Exercise material.
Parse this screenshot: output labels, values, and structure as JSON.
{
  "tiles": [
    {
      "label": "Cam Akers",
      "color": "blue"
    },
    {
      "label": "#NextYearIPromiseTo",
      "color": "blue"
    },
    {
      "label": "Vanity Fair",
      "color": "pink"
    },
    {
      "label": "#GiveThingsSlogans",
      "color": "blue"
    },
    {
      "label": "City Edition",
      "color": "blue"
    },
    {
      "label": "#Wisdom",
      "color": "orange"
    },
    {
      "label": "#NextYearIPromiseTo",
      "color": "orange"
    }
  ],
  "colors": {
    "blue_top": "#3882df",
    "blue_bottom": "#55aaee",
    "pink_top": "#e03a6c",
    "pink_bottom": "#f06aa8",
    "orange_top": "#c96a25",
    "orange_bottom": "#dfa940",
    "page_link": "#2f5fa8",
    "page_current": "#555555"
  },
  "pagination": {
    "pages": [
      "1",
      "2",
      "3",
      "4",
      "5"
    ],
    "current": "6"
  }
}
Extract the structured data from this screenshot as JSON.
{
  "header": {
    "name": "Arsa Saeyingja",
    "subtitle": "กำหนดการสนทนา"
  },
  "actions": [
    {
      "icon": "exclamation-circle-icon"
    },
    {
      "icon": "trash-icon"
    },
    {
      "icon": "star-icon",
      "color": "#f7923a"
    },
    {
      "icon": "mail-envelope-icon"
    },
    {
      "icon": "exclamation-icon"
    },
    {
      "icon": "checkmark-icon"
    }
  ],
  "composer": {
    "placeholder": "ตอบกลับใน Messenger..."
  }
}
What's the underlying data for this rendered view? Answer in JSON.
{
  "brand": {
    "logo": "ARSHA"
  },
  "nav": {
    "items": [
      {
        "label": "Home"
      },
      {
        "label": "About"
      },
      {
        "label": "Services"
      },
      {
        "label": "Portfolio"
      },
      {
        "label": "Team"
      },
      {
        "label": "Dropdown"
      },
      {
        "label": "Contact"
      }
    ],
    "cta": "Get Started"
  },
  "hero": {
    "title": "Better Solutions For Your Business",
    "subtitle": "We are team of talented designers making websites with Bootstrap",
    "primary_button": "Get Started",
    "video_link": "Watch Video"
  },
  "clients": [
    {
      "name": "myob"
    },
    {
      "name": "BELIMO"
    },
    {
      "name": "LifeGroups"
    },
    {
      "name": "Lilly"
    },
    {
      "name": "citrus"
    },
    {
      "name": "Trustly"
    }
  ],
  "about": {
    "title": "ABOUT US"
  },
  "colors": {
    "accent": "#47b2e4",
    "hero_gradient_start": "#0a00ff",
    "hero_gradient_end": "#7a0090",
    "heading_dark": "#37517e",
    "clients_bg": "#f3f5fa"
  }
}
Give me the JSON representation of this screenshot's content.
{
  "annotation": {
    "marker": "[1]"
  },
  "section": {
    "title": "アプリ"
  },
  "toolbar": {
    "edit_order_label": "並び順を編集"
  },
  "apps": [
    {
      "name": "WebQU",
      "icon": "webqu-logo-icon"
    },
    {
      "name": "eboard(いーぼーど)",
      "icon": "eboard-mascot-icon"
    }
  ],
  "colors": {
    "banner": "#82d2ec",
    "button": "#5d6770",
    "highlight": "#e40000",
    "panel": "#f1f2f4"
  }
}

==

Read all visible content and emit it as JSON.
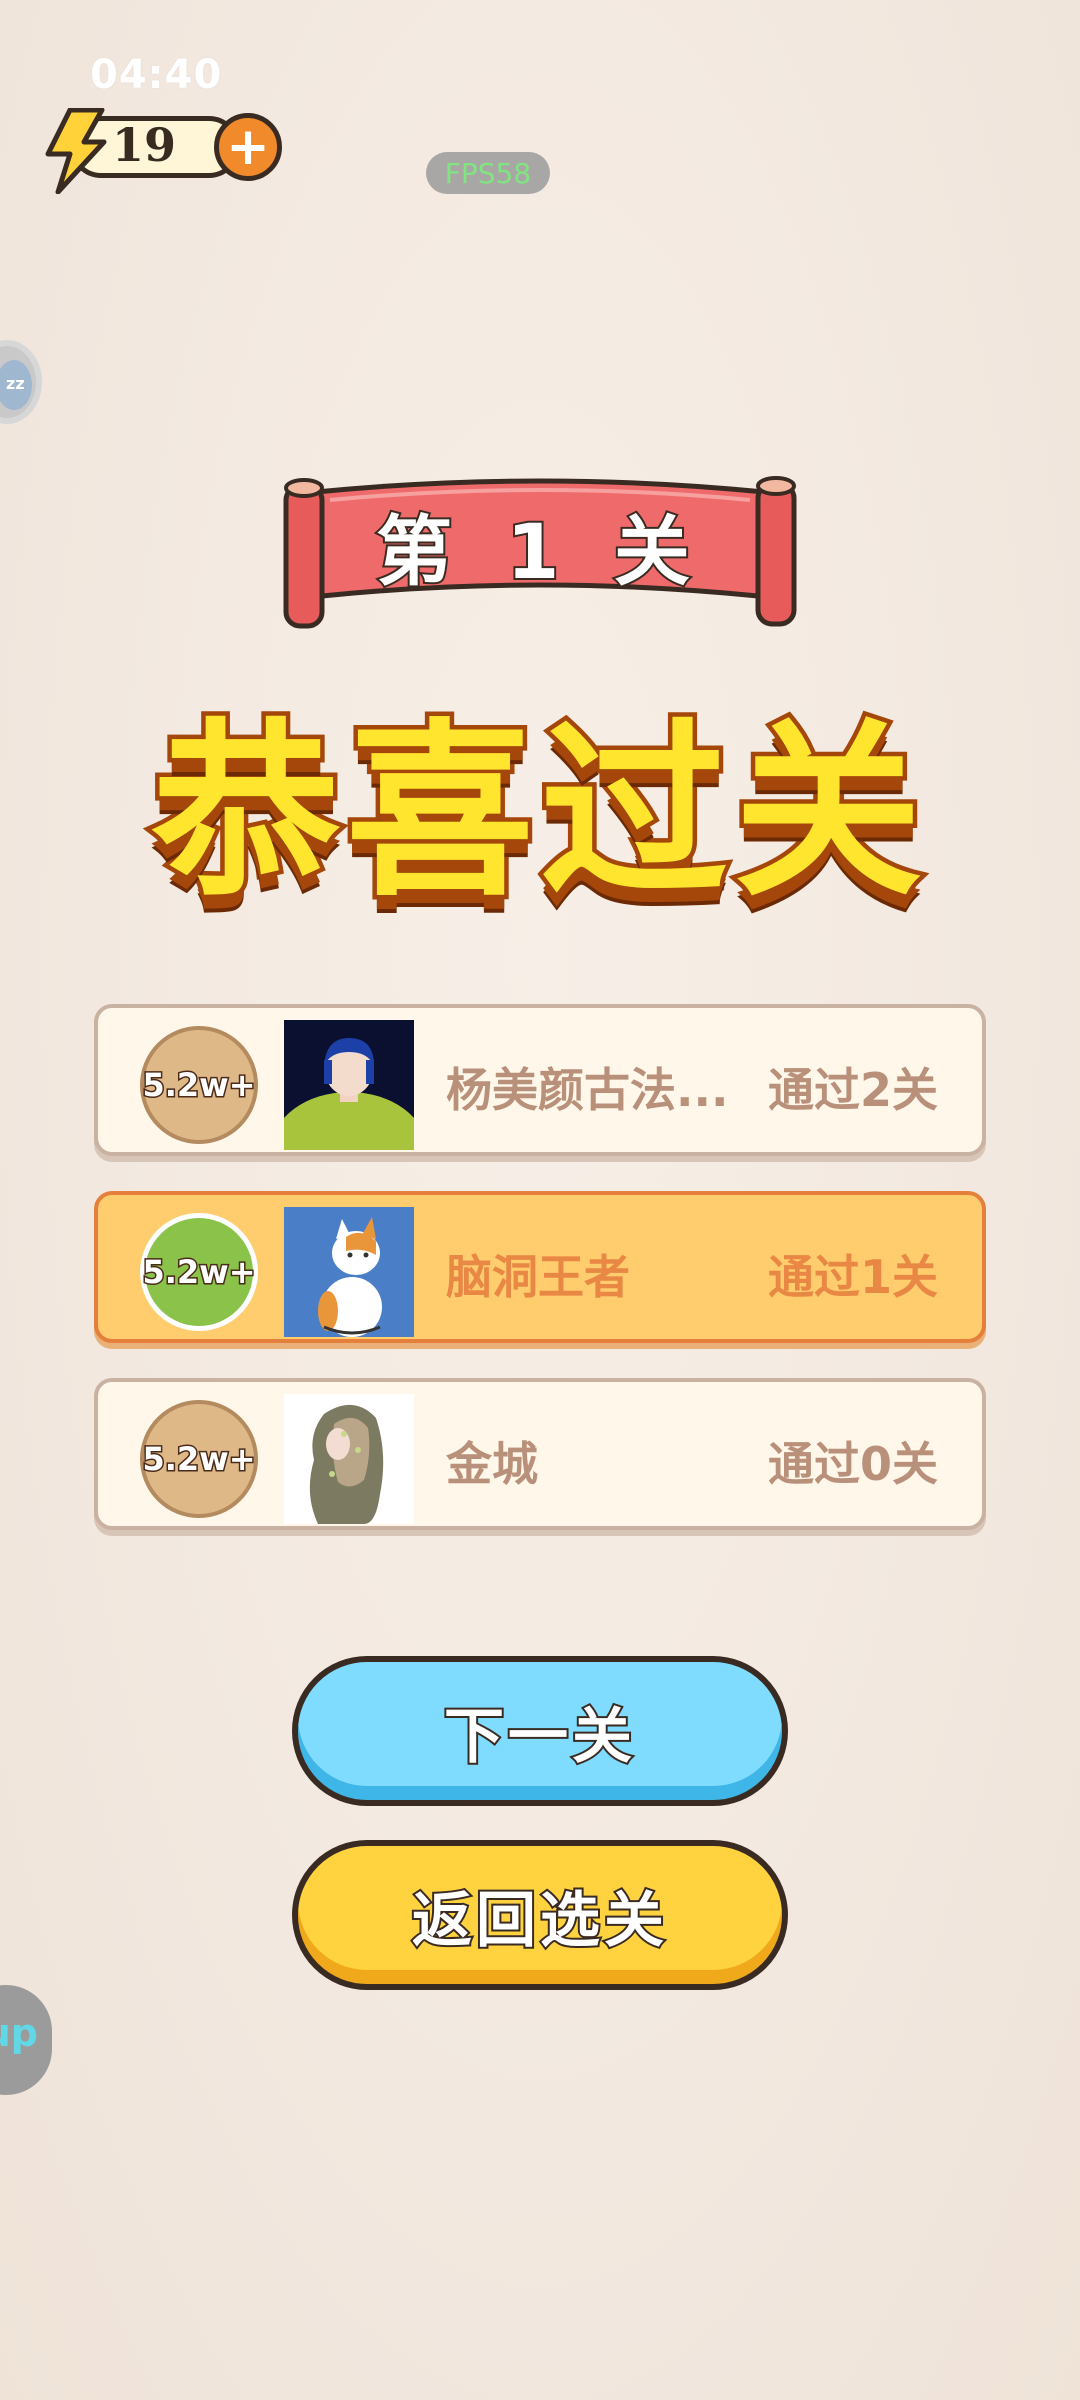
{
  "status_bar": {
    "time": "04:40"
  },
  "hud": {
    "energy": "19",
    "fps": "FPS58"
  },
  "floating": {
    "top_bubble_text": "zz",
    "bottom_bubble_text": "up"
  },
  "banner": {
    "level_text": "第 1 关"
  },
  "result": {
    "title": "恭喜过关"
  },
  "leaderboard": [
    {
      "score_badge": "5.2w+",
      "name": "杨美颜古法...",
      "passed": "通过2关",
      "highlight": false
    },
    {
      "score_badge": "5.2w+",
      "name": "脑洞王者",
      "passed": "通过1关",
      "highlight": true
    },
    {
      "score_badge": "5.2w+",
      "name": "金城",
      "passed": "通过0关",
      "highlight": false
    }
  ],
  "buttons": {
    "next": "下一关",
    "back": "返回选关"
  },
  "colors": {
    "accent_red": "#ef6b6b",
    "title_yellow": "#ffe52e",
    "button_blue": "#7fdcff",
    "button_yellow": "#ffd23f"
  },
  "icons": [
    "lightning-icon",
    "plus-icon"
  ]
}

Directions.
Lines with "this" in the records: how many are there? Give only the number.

Solution.
4